## Data provided:
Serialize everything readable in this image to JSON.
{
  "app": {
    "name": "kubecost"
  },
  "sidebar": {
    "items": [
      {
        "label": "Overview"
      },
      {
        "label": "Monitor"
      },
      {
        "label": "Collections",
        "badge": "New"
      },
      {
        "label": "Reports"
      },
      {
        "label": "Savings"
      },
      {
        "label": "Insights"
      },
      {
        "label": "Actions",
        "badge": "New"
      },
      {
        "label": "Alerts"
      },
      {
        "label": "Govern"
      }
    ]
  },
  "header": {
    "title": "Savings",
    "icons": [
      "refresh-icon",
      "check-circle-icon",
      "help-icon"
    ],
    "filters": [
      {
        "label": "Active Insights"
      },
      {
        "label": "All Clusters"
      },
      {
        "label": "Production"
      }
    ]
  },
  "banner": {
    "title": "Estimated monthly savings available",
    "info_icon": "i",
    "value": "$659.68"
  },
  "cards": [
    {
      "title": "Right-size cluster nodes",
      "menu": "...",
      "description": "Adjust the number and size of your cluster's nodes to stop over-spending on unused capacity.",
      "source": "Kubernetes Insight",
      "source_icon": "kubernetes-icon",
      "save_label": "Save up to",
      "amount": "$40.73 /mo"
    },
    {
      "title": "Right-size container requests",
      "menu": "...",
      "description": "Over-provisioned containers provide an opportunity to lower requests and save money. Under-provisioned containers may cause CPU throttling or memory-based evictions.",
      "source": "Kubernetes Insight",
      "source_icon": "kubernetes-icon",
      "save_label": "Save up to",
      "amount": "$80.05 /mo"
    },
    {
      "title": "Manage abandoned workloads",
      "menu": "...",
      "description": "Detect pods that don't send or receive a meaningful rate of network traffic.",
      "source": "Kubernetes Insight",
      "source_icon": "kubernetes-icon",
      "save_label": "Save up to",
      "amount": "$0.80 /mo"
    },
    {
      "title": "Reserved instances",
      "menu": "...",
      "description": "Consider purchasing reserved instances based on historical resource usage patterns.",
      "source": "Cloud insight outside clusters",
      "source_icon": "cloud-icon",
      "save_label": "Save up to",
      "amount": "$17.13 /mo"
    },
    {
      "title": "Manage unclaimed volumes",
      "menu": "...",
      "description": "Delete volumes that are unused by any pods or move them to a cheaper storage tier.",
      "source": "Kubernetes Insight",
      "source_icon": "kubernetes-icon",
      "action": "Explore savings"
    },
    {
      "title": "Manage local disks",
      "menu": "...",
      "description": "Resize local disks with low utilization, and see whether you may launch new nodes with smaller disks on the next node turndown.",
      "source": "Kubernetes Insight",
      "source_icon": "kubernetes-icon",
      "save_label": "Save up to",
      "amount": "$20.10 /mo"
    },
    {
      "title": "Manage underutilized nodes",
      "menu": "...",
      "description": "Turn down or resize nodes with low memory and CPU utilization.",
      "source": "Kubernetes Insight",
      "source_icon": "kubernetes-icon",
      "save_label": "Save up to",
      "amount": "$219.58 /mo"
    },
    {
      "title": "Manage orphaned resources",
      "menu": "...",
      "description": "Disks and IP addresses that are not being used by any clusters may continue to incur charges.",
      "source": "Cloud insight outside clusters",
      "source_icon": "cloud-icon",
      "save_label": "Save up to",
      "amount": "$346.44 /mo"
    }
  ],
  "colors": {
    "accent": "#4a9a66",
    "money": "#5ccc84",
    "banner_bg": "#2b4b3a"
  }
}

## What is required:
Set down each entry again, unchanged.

## Written answer:
Serialize everything readable in this image to JSON.
{
  "app": {
    "name": "kubecost"
  },
  "sidebar": {
    "items": [
      {
        "label": "Overview"
      },
      {
        "label": "Monitor"
      },
      {
        "label": "Collections",
        "badge": "New"
      },
      {
        "label": "Reports"
      },
      {
        "label": "Savings"
      },
      {
        "label": "Insights"
      },
      {
        "label": "Actions",
        "badge": "New"
      },
      {
        "label": "Alerts"
      },
      {
        "label": "Govern"
      }
    ]
  },
  "header": {
    "title": "Savings",
    "icons": [
      "refresh-icon",
      "check-circle-icon",
      "help-icon"
    ],
    "filters": [
      {
        "label": "Active Insights"
      },
      {
        "label": "All Clusters"
      },
      {
        "label": "Production"
      }
    ]
  },
  "banner": {
    "title": "Estimated monthly savings available",
    "info_icon": "i",
    "value": "$659.68"
  },
  "cards": [
    {
      "title": "Right-size cluster nodes",
      "menu": "...",
      "description": "Adjust the number and size of your cluster's nodes to stop over-spending on unused capacity.",
      "source": "Kubernetes Insight",
      "source_icon": "kubernetes-icon",
      "save_label": "Save up to",
      "amount": "$40.73 /mo"
    },
    {
      "title": "Right-size container requests",
      "menu": "...",
      "description": "Over-provisioned containers provide an opportunity to lower requests and save money. Under-provisioned containers may cause CPU throttling or memory-based evictions.",
      "source": "Kubernetes Insight",
      "source_icon": "kubernetes-icon",
      "save_label": "Save up to",
      "amount": "$80.05 /mo"
    },
    {
      "title": "Manage abandoned workloads",
      "menu": "...",
      "description": "Detect pods that don't send or receive a meaningful rate of network traffic.",
      "source": "Kubernetes Insight",
      "source_icon": "kubernetes-icon",
      "save_label": "Save up to",
      "amount": "$0.80 /mo"
    },
    {
      "title": "Reserved instances",
      "menu": "...",
      "description": "Consider purchasing reserved instances based on historical resource usage patterns.",
      "source": "Cloud insight outside clusters",
      "source_icon": "cloud-icon",
      "save_label": "Save up to",
      "amount": "$17.13 /mo"
    },
    {
      "title": "Manage unclaimed volumes",
      "menu": "...",
      "description": "Delete volumes that are unused by any pods or move them to a cheaper storage tier.",
      "source": "Kubernetes Insight",
      "source_icon": "kubernetes-icon",
      "action": "Explore savings"
    },
    {
      "title": "Manage local disks",
      "menu": "...",
      "description": "Resize local disks with low utilization, and see whether you may launch new nodes with smaller disks on the next node turndown.",
      "source": "Kubernetes Insight",
      "source_icon": "kubernetes-icon",
      "save_label": "Save up to",
      "amount": "$20.10 /mo"
    },
    {
      "title": "Manage underutilized nodes",
      "menu": "...",
      "description": "Turn down or resize nodes with low memory and CPU utilization.",
      "source": "Kubernetes Insight",
      "source_icon": "kubernetes-icon",
      "save_label": "Save up to",
      "amount": "$219.58 /mo"
    },
    {
      "title": "Manage orphaned resources",
      "menu": "...",
      "description": "Disks and IP addresses that are not being used by any clusters may continue to incur charges.",
      "source": "Cloud insight outside clusters",
      "source_icon": "cloud-icon",
      "save_label": "Save up to",
      "amount": "$346.44 /mo"
    }
  ],
  "colors": {
    "accent": "#4a9a66",
    "money": "#5ccc84",
    "banner_bg": "#2b4b3a"
  }
}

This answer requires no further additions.